Lack of formal procurement practice is causing growing pains for UK mid-sized businesses
- 01 Jun 2017
Research shows that procurement is not keeping pace with businesses’ plans for expansion
The UK’s mid-market businesses are being held back from their growth ambitions due to a lack of formal procurement practices, claims research from eProcurement software company, Medius. Processes such as sourcing new suppliers to expand supply chains are being hindered by slow or manual approaches, meaning that businesses are struggling to meet their plans for growth.
The independent research (with 200 senior managers from UK businesses with a £50m to £250m turnover) into their business growing pains shows that 83% of respondents think that their supplier base could not support their business’s future growth plans, while only 34% of organizations have a dedicated procurement function for managing purchasing.
Other supplier management issues are also being blamed for thwarting many organization’s expansion plans, with 79% claiming that they are not driving an innovation culture within the supply chain. Also, 83% said they don’t really challenge their suppliers adequately on cost and performance.
When it comes to procurement, a massive 84% claim that as their businesses have scaled organically, they’ve simply outgrown their ‘home grown’ processes. In addition 75% claim that their technology is not sufficiently enabled for a business of their size, while at 37% over a third are held back by manual ordering and payment processes.
Other procurement challenges that the UK’s mid-market appear to be struggling with include: getting a better grip on costs and spend for 49%; managing suppliers more effectively for 44%; the cost of invoice processing for 42%; ensuring POs are issued for 41%; and also making sure valid contracts are in place with key suppliers for 36%.
Paul Ellis, Product Officer, Medius said, “It’s clear that these mid-market organizations have real aspirations for growth, as 92% have strategies which go beyond ‘organic’ growth. However, many are being held back by the limitations of their supply chains and procurement’s lack of formal processes.
“Our survey respondents all seem to have some form of procurement control in place, but roughly only a third have a dedicated procurement function for both managing purchasing and dealing with supplier sourcing - with finance or other departments more likely to be controlling these practices.
“It’s time for businesses to see the bigger picture and that without the tools to automate and optimize many of the responsibilities that fall to procurement, they will remain unable to scale to meet the demands of the business.
“Three-quarters of respondents are yet to embrace the technology they need to optimize so many important procurement functions.

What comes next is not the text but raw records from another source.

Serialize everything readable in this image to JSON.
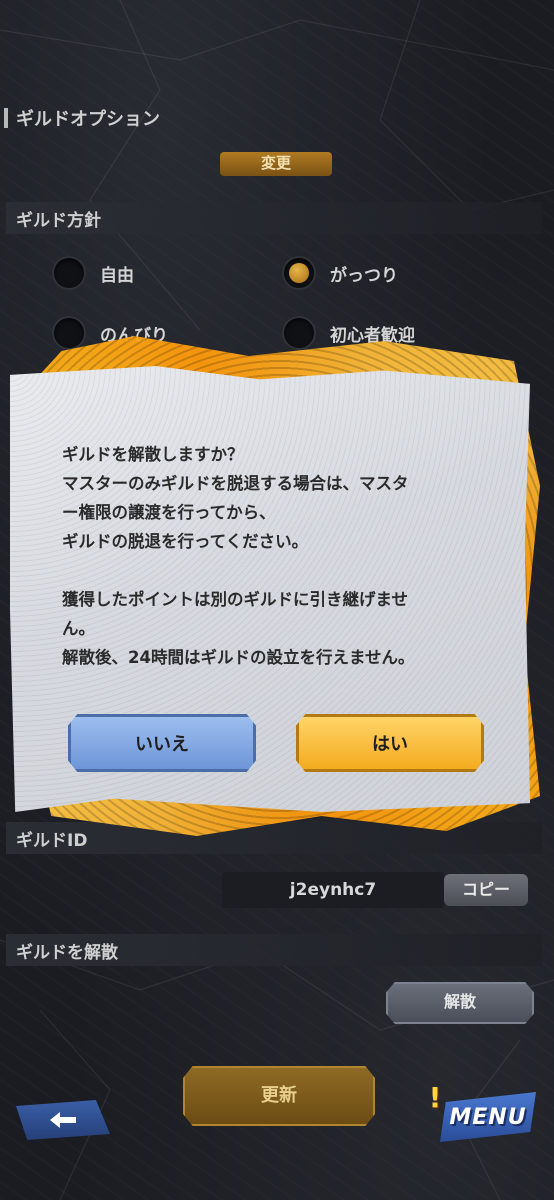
{
  "page": {
    "title": "ギルドオプション",
    "top_button_label": "変更"
  },
  "policy": {
    "header": "ギルド方針",
    "options": [
      {
        "label": "自由",
        "selected": false
      },
      {
        "label": "がっつり",
        "selected": true
      },
      {
        "label": "のんびり",
        "selected": false
      },
      {
        "label": "初心者歓迎",
        "selected": false
      }
    ]
  },
  "dialog": {
    "message": "ギルドを解散しますか？\nマスターのみギルドを脱退する場合は、マスタ\nー権限の譲渡を行ってから、\nギルドの脱退を行ってください。\n\n獲得したポイントは別のギルドに引き継げませ\nん。\n解散後、24時間はギルドの設立を行えません。",
    "no_label": "いいえ",
    "yes_label": "はい"
  },
  "guild_id": {
    "header": "ギルドID",
    "value": "j2eynhc7",
    "copy_label": "コピー"
  },
  "dissolve": {
    "header": "ギルドを解散",
    "button_label": "解散"
  },
  "footer": {
    "update_label": "更新",
    "back_icon": "arrow-left-icon",
    "menu_label": "MENU",
    "alert_icon": "!"
  }
}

This represents a great opportunity for those businesses to drive much greater value within their organizations by utilizing procurement tools that are now available and get the right foundations in place to support business growth and procurement.”